The Practicalities of Horticulture Studies with ACS
Learning a practical profession, like horticulture, via an online course might seem strange and unlikely at first sight. However, at ACS we have developed a very simple way of incorporating practical work into the assignments that are prepared after each lesson for the tutors to mark. It works in this way.
Each lesson covers a different topic. The teaching materials provided contain a great deal of basic and detailed information. The student reads all of this and then has to perform a set task or tasks. After the task has been completed part of the assignment is to report on the task. This best understood with some examples.
Students taking the Water Gardening course will study different aspect of the subject such as pond design and choice of plants. At the end of lesson 7 the students undertake this set task.
Visit or contact a specialist water garden supplier and obtain catalogues of their water plants. Obtain some water plants that will grow in your area and set up a water garden in which to grow them. The water garden can be as large or small, simple or complex as you desire. The only stipulation is that the water garden must be large and deep enough to grow at least one (preferably more) type of water plant. Write a brief report on your water garden and include a photo or sketch. What maintenance will be required to keep your water plants healthy?
The tutor will then be able to see how you approached the task and how successful you were and if necessary, the tutor will suggest changes to make. This set task brings together other aspects of the course taught earlier such as choice of pond lining materials.
Students taking the Botany 1 course have a very different set task in lesson 9 -
Obtain two sticks of fresh celery. Place one stick in a clean beaker (or other container) of water containing approximately 200ml of fresh water and set aside it on a bench at room temperature. The second stick of celery should be placed in a similar amount of water, but with 6 tablespoons of sugar added. Compare the appearances between the two sticks of celery at 2 day intervals for ten days. Record your observations.
This simple experiment very effectively tests how well the student has understood the theory covered in lesson 9 on the movement of water about a plant.
A final example comes from the Certificate in Garden Design course. The Lesson 11 assignment requires the students to visit local parks and criticise their design.
- Find a well-designed park. If you live in an isolated area or have no good parks in your area, you may work off something recorded in a book or magazine, though a real park is preferable. Roughly sketch the layout of the park (or lack of layout). Describe what is good about the design.
- Find a badly designed park. Again, produce a rough sketch of the park plus a written commentary.
- Look at a Park in your local area and consider its design. Draw a very rough sketch plan.
i. Write one page of notes explaining why you think that park was designed as it was. What purposes do you think the designer had? What criteria do you think were applied?
ii. Then, discuss with others in your area how the park might be improved. Record all your ideas.
PRODUCTIVE AND EFFECTIVE LEARNING

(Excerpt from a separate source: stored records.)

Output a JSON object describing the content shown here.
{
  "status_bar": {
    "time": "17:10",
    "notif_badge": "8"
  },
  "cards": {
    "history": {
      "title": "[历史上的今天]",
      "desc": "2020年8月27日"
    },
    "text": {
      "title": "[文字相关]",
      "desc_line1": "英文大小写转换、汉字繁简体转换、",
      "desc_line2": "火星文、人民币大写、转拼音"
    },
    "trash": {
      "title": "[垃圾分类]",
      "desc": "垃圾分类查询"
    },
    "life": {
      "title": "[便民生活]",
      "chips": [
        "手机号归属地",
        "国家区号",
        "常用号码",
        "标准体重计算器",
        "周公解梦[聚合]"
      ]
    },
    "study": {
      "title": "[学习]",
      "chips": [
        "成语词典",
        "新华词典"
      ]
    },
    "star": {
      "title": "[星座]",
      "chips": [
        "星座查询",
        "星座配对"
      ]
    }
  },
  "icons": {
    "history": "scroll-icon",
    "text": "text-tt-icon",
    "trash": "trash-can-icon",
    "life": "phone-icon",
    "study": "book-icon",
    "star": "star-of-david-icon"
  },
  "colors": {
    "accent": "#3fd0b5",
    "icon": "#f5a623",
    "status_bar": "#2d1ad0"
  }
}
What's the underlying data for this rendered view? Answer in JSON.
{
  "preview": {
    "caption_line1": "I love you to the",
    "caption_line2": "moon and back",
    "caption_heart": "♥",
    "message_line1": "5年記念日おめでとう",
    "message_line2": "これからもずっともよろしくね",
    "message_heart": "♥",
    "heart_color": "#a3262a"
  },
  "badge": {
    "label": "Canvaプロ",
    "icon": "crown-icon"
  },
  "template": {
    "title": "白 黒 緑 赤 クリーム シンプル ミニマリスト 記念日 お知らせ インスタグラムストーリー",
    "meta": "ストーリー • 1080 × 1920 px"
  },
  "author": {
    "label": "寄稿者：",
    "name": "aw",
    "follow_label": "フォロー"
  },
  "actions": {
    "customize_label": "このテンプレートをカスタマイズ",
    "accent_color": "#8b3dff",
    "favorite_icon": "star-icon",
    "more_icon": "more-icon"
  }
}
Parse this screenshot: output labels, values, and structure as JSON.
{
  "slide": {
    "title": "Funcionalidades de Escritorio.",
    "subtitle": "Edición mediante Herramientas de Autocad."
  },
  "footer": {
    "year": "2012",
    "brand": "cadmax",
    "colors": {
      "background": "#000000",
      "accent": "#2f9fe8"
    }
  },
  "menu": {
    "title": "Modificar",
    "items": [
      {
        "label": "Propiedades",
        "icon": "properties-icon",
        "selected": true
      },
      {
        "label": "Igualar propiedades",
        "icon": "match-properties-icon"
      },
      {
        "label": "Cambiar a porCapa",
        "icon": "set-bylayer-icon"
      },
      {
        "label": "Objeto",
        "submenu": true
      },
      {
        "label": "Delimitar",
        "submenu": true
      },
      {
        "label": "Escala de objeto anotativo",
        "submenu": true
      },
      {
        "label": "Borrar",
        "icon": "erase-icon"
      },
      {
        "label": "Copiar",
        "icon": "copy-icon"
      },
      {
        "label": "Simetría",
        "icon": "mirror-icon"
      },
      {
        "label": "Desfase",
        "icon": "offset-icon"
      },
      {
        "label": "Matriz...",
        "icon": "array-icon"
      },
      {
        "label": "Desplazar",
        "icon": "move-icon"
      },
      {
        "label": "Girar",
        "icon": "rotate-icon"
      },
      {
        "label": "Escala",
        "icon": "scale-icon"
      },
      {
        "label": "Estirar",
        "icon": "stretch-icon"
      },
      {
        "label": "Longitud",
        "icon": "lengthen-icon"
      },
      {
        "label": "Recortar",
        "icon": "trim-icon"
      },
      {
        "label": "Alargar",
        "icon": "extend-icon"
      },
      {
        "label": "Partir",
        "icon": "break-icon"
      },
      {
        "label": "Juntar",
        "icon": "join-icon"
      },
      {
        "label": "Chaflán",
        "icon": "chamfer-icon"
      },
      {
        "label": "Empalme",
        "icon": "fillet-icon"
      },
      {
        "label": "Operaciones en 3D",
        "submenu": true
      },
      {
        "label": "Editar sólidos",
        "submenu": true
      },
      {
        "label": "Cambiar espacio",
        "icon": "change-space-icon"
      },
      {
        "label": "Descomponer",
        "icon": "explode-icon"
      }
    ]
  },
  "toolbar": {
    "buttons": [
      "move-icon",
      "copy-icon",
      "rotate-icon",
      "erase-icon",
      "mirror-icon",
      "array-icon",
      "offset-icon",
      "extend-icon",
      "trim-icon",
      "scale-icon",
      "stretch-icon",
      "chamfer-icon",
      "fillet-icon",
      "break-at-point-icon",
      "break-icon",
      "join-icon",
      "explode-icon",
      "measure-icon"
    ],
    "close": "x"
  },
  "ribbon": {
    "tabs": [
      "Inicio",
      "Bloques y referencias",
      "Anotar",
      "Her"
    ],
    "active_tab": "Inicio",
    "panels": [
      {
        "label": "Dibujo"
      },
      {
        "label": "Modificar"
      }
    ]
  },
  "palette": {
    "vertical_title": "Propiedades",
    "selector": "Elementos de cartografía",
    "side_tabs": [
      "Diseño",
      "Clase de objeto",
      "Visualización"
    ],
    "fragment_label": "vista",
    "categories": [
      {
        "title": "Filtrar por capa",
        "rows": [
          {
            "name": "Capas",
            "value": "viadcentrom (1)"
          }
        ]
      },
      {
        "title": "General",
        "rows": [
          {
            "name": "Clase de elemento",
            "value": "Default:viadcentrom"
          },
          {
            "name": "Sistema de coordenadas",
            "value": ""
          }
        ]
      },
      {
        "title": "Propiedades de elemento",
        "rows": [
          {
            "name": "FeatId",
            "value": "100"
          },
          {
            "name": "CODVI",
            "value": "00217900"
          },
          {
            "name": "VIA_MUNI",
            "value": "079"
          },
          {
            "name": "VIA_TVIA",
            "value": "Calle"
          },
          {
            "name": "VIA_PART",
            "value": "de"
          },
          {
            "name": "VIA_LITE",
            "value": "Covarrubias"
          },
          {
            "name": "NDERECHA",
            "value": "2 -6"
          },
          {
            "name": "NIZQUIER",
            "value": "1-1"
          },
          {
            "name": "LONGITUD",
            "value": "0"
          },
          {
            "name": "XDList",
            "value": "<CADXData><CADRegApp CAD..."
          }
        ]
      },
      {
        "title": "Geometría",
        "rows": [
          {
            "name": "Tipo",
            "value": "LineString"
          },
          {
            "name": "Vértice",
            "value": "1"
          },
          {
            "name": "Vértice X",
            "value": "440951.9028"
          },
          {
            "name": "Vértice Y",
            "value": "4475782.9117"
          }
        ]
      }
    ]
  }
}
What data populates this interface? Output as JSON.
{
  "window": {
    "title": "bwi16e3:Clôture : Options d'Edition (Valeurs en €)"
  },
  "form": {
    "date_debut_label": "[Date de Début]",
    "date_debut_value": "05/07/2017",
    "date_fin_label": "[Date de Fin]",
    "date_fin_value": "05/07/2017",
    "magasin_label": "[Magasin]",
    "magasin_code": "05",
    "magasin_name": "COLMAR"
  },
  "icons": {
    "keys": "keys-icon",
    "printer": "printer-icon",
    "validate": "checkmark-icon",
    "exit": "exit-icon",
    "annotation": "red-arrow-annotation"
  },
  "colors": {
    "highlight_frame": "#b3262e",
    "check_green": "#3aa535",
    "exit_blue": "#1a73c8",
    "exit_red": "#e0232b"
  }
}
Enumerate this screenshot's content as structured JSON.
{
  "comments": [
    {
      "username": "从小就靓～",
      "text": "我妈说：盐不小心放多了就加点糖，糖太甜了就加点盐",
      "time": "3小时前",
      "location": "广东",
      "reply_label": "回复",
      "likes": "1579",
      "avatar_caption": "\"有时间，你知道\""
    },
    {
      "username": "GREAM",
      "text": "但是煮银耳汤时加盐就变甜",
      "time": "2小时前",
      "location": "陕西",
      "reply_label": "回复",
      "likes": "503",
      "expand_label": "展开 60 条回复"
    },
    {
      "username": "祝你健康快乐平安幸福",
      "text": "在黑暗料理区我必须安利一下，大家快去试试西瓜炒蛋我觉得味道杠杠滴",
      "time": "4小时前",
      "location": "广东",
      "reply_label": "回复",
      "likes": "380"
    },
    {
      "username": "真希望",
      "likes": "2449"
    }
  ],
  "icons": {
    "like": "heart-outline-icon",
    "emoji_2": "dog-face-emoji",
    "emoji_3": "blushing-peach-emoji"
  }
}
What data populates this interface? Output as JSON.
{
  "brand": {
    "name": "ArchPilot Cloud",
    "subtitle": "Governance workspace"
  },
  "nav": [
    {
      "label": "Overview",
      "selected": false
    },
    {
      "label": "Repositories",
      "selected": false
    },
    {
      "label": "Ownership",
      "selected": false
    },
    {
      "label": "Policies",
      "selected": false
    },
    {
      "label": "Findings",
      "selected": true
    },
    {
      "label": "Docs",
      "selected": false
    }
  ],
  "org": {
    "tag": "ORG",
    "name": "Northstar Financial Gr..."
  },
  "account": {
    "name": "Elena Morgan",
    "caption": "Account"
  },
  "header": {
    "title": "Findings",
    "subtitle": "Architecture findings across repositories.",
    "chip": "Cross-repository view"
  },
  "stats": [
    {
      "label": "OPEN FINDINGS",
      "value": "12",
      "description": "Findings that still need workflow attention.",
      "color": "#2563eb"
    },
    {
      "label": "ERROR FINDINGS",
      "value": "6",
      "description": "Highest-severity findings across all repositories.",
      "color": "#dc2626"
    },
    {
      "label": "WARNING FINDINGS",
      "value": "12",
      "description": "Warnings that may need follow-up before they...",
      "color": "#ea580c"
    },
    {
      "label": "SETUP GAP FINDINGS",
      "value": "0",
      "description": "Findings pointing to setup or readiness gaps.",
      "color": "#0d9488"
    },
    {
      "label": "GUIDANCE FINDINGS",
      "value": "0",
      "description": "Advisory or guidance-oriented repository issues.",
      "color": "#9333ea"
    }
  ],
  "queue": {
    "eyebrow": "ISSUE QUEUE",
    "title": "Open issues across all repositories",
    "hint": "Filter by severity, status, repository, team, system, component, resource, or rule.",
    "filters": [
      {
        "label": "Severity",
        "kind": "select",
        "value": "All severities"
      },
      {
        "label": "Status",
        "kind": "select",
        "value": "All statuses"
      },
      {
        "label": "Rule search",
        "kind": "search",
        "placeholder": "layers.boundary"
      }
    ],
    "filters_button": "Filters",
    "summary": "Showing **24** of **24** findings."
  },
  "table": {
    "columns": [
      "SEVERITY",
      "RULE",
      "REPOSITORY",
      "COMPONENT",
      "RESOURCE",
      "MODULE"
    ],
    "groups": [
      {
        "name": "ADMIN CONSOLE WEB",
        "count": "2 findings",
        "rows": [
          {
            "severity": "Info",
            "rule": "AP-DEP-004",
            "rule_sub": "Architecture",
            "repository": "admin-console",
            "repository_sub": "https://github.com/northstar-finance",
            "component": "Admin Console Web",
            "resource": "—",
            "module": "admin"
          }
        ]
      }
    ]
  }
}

This style of teaching and learning is very productive and effective because it prompts the student to think for themselves about specific problems, using the knowledge gained in the previous lessons. As the courses progress more of the material from previous lessons is used in the set tasks. So in summary, although these are on-line courses, there is still plenty of opportunity for students to get their hands dirty carrying out practical tasks that they will be required to carry out during their professional careers.
DETAILED, COMPREHENSIVE STUDIES WITH ACS
At ACS we have a comprehensive approach to your learning.
Your 'learning package' includes:
- Course notes.
- Self-assessment quizzes.
- Assignment feedback.
- You can interact one on one with a professional tutor with decades of experience - just email, phone or log on to chat to connect with them.
- Depending upon your course, your studies may involve independent research, interviews, practical exercises, assessments, Problem Based Learning projects,and more.
More from ACS
Over 150 short courses, certificates and diplomas covering landscaping, crops, plants of all types and general gardening.